All together, cybersecurity issues in this new setting are a matter of unsecured technology systems, overworked IT staff and confused employees who are new to working in a remote setting.
Many of these issues can be avoided through a remote working policy.
A remote working policy should include rules and establish fixed processes to ensure the safety of your company’s data. This framework is meant to act as a guideline for your employees and provide some structure.
It might help to start asking yourself how the shift to remote work changed your company's cybersecurity situation. Why are the cyber-protection practices that we already have in place? Which are outdated and which ones do we need to add?
Here are some aspects that you should take into consideration and include in your remote working policy:
To start off, a remote working policy should instruct employees to add a privacy screen on their laptop and other mobile devices and make sure that the used and connected devices and systems are fully equipped with antivirus, VPN and anti-malware software. A strong password policy is also essential.
Further instructions should include setting the devices to update automatically and hold back from accessing company applications and email on personal devices that are not updated.
Another best practice is including a Bring Your Own Device (BYOD) policy for employee use of personal devices on the company network.
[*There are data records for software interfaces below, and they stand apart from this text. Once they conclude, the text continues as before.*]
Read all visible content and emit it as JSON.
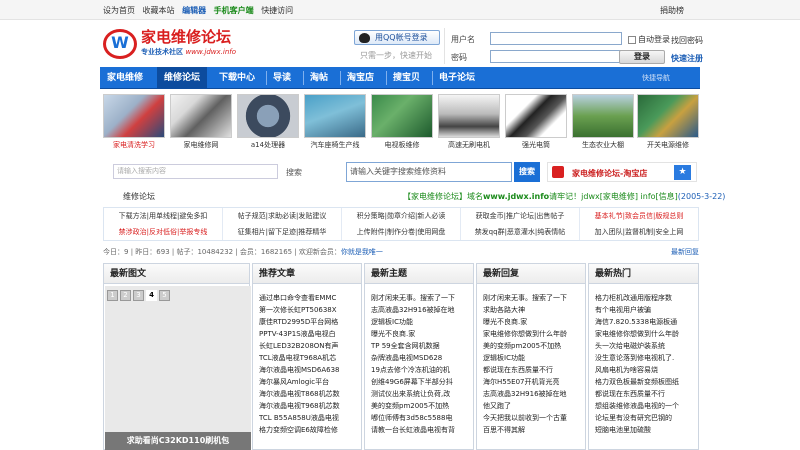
{
  "topbar": {
    "home": "设为首页",
    "favorite": "收藏本站",
    "editor": "编辑器",
    "mobile": "手机客户端",
    "quick": "快捷访问",
    "donate": "捐助榜"
  },
  "logo": {
    "mark": "W",
    "title": "家电维修论坛",
    "sub": "专业技术社区",
    "url": "www.jdwx.info"
  },
  "qq": {
    "label": "用QQ帐号登录",
    "hint": "只需一步，快速开始"
  },
  "login": {
    "user_label": "用户名",
    "pass_label": "密码",
    "auto": "自动登录",
    "find": "找回密码",
    "button": "登录",
    "register": "快速注册"
  },
  "nav": {
    "items": [
      "家电维修",
      "维修论坛",
      "下载中心",
      "导读",
      "淘帖",
      "淘宝店",
      "搜宝贝",
      "电子论坛"
    ],
    "active": 1,
    "sub": "快捷导航"
  },
  "thumbs": [
    {
      "caption": "家电清洗学习",
      "red": true
    },
    {
      "caption": "家电维修网"
    },
    {
      "caption": "a14处理器"
    },
    {
      "caption": "汽车座椅生产线"
    },
    {
      "caption": "电视板维修"
    },
    {
      "caption": "高速无刷电机"
    },
    {
      "caption": "强光电筒"
    },
    {
      "caption": "生态农业大棚"
    },
    {
      "caption": "开关电源维修"
    }
  ],
  "search": {
    "small_placeholder": "请输入搜索内容",
    "small_button": "搜索",
    "main_placeholder": "请输入关键字搜索维修资料",
    "main_button": "搜索"
  },
  "shop": {
    "label": "家电维修论坛-淘宝店",
    "star": "★"
  },
  "forum_row": {
    "left": "维修论坛",
    "notice_a": "【家电维修论坛】域名",
    "notice_b": "www.jdwx.info",
    "notice_c": "请牢记！jdwx[家电维修] info[信息]",
    "notice_d": "(2005-3-22)"
  },
  "grid": {
    "row1": [
      "下载方法|用单线程|避免多扣",
      "帖子规范|求助必读|发贴建议",
      "积分策略|勋章介绍|新人必读",
      "获取金币|推广论坛|出售帖子",
      "基本礼节|致会员信|版规总则"
    ],
    "row2": [
      "禁涉政治|反对低俗|举报专线",
      "征集相片|留下足迹|推荐精华",
      "上传附件|制作分卷|使用网盘",
      "禁发qq群|恶意灌水|纯表情帖",
      "加入团队|监督机制|安全上网"
    ]
  },
  "stats": {
    "today_label": "今日：",
    "today": "9",
    "yesterday_label": "昨日：",
    "yesterday": "693",
    "posts_label": "帖子：",
    "posts": "10484232",
    "members_label": "会员：",
    "members": "1682165",
    "welcome": "欢迎新会员：",
    "newuser": "你就是我唯一",
    "more": "最新回复"
  },
  "panels": {
    "pics": {
      "title": "最新图文",
      "pages": [
        "1",
        "2",
        "3",
        "4",
        "5"
      ],
      "current": 3,
      "caption": "求助看尚C32KD110刷机包"
    },
    "recommend": {
      "title": "推荐文章",
      "items": [
        "通过串口命令查看EMMC",
        "第一次修长虹PT50638X",
        "康佳RTD2995D平台网格",
        "PPTV-43P1S液晶电视白",
        "长虹LED32B208ON有声",
        "TCL液晶电视T968A机芯",
        "海尔液晶电视MSD6A638",
        "海尔暴风Amlogic平台",
        "海尔液晶电视T868机芯数",
        "海尔液晶电视T968机芯数",
        "TCL B55A858U液晶电视",
        "格力变频空调E6故障检修"
      ]
    },
    "topics": {
      "title": "最新主题",
      "items": [
        "刚才闲来无事。搜索了一下",
        "志高液晶32H916被掉在地",
        "逻辑板IC功能",
        "曝光不良商.家",
        "TP 59全套含网机数据",
        "杂牌液晶电视MSD628",
        "19点去修个冷冻机油的机",
        "创维49G6屏幕下半部分抖",
        "测试仪出来系统让负荷,改",
        "美的变频pm2005不加热",
        "嘟位师傅有3d58c5588电",
        "请教一台长虹液晶电视有背"
      ]
    },
    "replies": {
      "title": "最新回复",
      "items": [
        "刚才闲来无事。搜索了一下",
        "求助各路大神",
        "曝光不良商.家",
        "家电维修你想做到什么年龄",
        "美的变频pm2005不加热",
        "逻辑板IC功能",
        "都说现在东西质量不行",
        "海尔H55E07开机背光亮",
        "志高液晶32H916被掉在地",
        "他又跑了",
        "今天把我以前收到一个古董",
        "百思不得其解"
      ]
    },
    "hot": {
      "title": "最新热门",
      "items": [
        "格力柜机改通用版程序数",
        "有个电视用户被骗",
        "海信7.820.5338电源板通",
        "家电维修你想做到什么年龄",
        "头一次给电磁炉装系统",
        "没生意论落到修电视机了.",
        "风扇电机为啥容易烧",
        "格力双色板最新变频板图纸",
        "都说现在东西质量不行",
        "想组装维修液晶电视的一个",
        "论坛里有没有研究巴钢的",
        "短脑电池里加硫酸"
      ]
    }
  }
}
The installation of a mobile device management system on the corporate side of the device would be of great benefit, especially in the case of theft or if the employee leaves the company where any company data can be deleted remotely.
As part of the remote policy, IT leaders in the company should remind employees regularly that IT approval is needed if new services and softwares are being purchased. To facilitate the process, documents can be created with lists of what employees can download without approval.
A good remote working policy should also include contact information in case of a cyber emergency as well as training for employees, on how to set up their remote office and how to best protect themselves. This would include, for example how to shut down the entire system in the case of a sudden emergency.
When implementing cybersecurity policies in a remote setting, it is very important to consult your legal team before implementing any of these measures to avoid compliance issues, especially if your employees are spread all over the world. As an expert in the remote work environment, WorkMotion can help you to remain compliant throughout your remote-journey, supporting you in reaching your HR-goals and figuring out how to thrive in this environment. Sounds good? Contact us!